**ASSIGNMENT:** Repeat, without any change, the entries presented below.

[Entries from a dataset of interfaces]
=== Begin Enclosure ===
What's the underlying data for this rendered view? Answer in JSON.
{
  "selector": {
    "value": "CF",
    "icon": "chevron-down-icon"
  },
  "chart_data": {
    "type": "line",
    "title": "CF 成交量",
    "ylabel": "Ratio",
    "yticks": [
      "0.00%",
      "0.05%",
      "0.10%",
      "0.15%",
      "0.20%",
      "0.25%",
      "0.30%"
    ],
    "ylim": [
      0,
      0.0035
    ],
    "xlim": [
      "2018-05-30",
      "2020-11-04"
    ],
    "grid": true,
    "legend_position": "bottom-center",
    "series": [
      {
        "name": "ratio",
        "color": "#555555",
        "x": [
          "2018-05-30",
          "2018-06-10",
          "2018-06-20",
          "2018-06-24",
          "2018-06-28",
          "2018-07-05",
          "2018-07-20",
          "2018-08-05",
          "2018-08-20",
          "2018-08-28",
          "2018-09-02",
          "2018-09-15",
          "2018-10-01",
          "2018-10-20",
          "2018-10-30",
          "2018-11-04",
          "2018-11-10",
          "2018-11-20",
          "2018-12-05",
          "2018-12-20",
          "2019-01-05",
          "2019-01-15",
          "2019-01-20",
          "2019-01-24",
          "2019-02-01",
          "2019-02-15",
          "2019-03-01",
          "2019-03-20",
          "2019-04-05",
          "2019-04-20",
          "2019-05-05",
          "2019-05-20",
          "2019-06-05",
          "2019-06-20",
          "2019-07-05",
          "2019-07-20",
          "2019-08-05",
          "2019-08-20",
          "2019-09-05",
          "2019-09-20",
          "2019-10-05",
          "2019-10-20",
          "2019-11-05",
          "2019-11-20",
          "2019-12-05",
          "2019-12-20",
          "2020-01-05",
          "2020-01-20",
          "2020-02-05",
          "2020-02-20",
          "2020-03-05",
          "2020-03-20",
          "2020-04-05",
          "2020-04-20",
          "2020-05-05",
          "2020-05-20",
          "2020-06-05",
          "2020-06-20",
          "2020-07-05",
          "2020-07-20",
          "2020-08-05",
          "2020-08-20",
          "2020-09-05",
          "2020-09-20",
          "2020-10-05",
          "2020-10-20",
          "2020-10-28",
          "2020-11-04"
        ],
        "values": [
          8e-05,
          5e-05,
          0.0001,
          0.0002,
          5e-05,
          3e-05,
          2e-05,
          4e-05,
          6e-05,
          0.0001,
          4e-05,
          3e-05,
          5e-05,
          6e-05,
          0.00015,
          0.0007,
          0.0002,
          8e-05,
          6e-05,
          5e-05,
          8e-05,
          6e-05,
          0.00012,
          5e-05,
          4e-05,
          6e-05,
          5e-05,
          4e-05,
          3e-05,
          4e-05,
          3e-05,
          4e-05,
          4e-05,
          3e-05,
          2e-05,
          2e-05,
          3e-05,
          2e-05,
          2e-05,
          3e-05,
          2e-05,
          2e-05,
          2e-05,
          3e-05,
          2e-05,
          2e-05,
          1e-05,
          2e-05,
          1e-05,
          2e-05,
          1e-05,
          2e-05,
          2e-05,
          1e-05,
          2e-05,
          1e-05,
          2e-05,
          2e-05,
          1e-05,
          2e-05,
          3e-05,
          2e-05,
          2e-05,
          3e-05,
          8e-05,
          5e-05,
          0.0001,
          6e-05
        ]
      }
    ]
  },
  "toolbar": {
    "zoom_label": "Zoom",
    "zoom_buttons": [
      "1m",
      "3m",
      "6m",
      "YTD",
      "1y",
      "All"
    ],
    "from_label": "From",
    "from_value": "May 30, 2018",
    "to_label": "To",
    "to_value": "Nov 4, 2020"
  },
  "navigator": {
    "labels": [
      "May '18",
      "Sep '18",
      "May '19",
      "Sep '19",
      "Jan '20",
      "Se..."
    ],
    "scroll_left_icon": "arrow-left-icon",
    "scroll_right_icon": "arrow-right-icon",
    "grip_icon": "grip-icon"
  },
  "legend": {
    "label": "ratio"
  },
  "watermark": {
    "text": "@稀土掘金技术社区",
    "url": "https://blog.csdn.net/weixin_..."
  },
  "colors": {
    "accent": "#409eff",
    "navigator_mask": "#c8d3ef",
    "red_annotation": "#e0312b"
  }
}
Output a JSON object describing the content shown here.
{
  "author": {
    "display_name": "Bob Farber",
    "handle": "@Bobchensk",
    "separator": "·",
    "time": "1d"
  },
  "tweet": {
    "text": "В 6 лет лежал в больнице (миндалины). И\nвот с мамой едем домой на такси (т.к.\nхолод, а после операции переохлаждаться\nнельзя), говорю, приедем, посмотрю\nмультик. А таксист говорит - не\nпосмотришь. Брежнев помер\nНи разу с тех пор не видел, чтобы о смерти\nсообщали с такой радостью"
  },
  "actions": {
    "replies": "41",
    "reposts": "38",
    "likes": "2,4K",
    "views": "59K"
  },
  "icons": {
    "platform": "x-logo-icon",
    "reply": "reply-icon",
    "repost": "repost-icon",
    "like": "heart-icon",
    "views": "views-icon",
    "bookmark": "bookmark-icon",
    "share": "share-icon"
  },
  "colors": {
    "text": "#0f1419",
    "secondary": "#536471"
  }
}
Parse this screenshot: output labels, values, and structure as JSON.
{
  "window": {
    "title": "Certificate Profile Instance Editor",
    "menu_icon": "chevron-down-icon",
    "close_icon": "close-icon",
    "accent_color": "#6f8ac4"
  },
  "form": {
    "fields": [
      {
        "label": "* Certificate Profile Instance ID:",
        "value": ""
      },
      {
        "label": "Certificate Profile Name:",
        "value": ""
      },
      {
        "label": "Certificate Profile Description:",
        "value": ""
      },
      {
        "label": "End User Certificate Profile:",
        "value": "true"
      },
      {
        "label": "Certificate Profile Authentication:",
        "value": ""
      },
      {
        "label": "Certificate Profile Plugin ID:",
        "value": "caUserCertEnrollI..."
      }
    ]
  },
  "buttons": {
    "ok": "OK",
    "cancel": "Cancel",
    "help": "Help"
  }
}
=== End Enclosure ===
**RESPONSE:**
What's the underlying data for this rendered view? Answer in JSON.
{
  "selector": {
    "value": "CF",
    "icon": "chevron-down-icon"
  },
  "chart_data": {
    "type": "line",
    "title": "CF 成交量",
    "ylabel": "Ratio",
    "yticks": [
      "0.00%",
      "0.05%",
      "0.10%",
      "0.15%",
      "0.20%",
      "0.25%",
      "0.30%"
    ],
    "ylim": [
      0,
      0.0035
    ],
    "xlim": [
      "2018-05-30",
      "2020-11-04"
    ],
    "grid": true,
    "legend_position": "bottom-center",
    "series": [
      {
        "name": "ratio",
        "color": "#555555",
        "x": [
          "2018-05-30",
          "2018-06-10",
          "2018-06-20",
          "2018-06-24",
          "2018-06-28",
          "2018-07-05",
          "2018-07-20",
          "2018-08-05",
          "2018-08-20",
          "2018-08-28",
          "2018-09-02",
          "2018-09-15",
          "2018-10-01",
          "2018-10-20",
          "2018-10-30",
          "2018-11-04",
          "2018-11-10",
          "2018-11-20",
          "2018-12-05",
          "2018-12-20",
          "2019-01-05",
          "2019-01-15",
          "2019-01-20",
          "2019-01-24",
          "2019-02-01",
          "2019-02-15",
          "2019-03-01",
          "2019-03-20",
          "2019-04-05",
          "2019-04-20",
          "2019-05-05",
          "2019-05-20",
          "2019-06-05",
          "2019-06-20",
          "2019-07-05",
          "2019-07-20",
          "2019-08-05",
          "2019-08-20",
          "2019-09-05",
          "2019-09-20",
          "2019-10-05",
          "2019-10-20",
          "2019-11-05",
          "2019-11-20",
          "2019-12-05",
          "2019-12-20",
          "2020-01-05",
          "2020-01-20",
          "2020-02-05",
          "2020-02-20",
          "2020-03-05",
          "2020-03-20",
          "2020-04-05",
          "2020-04-20",
          "2020-05-05",
          "2020-05-20",
          "2020-06-05",
          "2020-06-20",
          "2020-07-05",
          "2020-07-20",
          "2020-08-05",
          "2020-08-20",
          "2020-09-05",
          "2020-09-20",
          "2020-10-05",
          "2020-10-20",
          "2020-10-28",
          "2020-11-04"
        ],
        "values": [
          8e-05,
          5e-05,
          0.0001,
          0.0002,
          5e-05,
          3e-05,
          2e-05,
          4e-05,
          6e-05,
          0.0001,
          4e-05,
          3e-05,
          5e-05,
          6e-05,
          0.00015,
          0.0007,
          0.0002,
          8e-05,
          6e-05,
          5e-05,
          8e-05,
          6e-05,
          0.00012,
          5e-05,
          4e-05,
          6e-05,
          5e-05,
          4e-05,
          3e-05,
          4e-05,
          3e-05,
          4e-05,
          4e-05,
          3e-05,
          2e-05,
          2e-05,
          3e-05,
          2e-05,
          2e-05,
          3e-05,
          2e-05,
          2e-05,
          2e-05,
          3e-05,
          2e-05,
          2e-05,
          1e-05,
          2e-05,
          1e-05,
          2e-05,
          1e-05,
          2e-05,
          2e-05,
          1e-05,
          2e-05,
          1e-05,
          2e-05,
          2e-05,
          1e-05,
          2e-05,
          3e-05,
          2e-05,
          2e-05,
          3e-05,
          8e-05,
          5e-05,
          0.0001,
          6e-05
        ]
      }
    ]
  },
  "toolbar": {
    "zoom_label": "Zoom",
    "zoom_buttons": [
      "1m",
      "3m",
      "6m",
      "YTD",
      "1y",
      "All"
    ],
    "from_label": "From",
    "from_value": "May 30, 2018",
    "to_label": "To",
    "to_value": "Nov 4, 2020"
  },
  "navigator": {
    "labels": [
      "May '18",
      "Sep '18",
      "May '19",
      "Sep '19",
      "Jan '20",
      "Se..."
    ],
    "scroll_left_icon": "arrow-left-icon",
    "scroll_right_icon": "arrow-right-icon",
    "grip_icon": "grip-icon"
  },
  "legend": {
    "label": "ratio"
  },
  "watermark": {
    "text": "@稀土掘金技术社区",
    "url": "https://blog.csdn.net/weixin_..."
  },
  "colors": {
    "accent": "#409eff",
    "navigator_mask": "#c8d3ef",
    "red_annotation": "#e0312b"
  }
}
Output a JSON object describing the content shown here.
{
  "author": {
    "display_name": "Bob Farber",
    "handle": "@Bobchensk",
    "separator": "·",
    "time": "1d"
  },
  "tweet": {
    "text": "В 6 лет лежал в больнице (миндалины). И\nвот с мамой едем домой на такси (т.к.\nхолод, а после операции переохлаждаться\nнельзя), говорю, приедем, посмотрю\nмультик. А таксист говорит - не\nпосмотришь. Брежнев помер\nНи разу с тех пор не видел, чтобы о смерти\nсообщали с такой радостью"
  },
  "actions": {
    "replies": "41",
    "reposts": "38",
    "likes": "2,4K",
    "views": "59K"
  },
  "icons": {
    "platform": "x-logo-icon",
    "reply": "reply-icon",
    "repost": "repost-icon",
    "like": "heart-icon",
    "views": "views-icon",
    "bookmark": "bookmark-icon",
    "share": "share-icon"
  },
  "colors": {
    "text": "#0f1419",
    "secondary": "#536471"
  }
}
Parse this screenshot: output labels, values, and structure as JSON.
{
  "window": {
    "title": "Certificate Profile Instance Editor",
    "menu_icon": "chevron-down-icon",
    "close_icon": "close-icon",
    "accent_color": "#6f8ac4"
  },
  "form": {
    "fields": [
      {
        "label": "* Certificate Profile Instance ID:",
        "value": ""
      },
      {
        "label": "Certificate Profile Name:",
        "value": ""
      },
      {
        "label": "Certificate Profile Description:",
        "value": ""
      },
      {
        "label": "End User Certificate Profile:",
        "value": "true"
      },
      {
        "label": "Certificate Profile Authentication:",
        "value": ""
      },
      {
        "label": "Certificate Profile Plugin ID:",
        "value": "caUserCertEnrollI..."
      }
    ]
  },
  "buttons": {
    "ok": "OK",
    "cancel": "Cancel",
    "help": "Help"
  }
}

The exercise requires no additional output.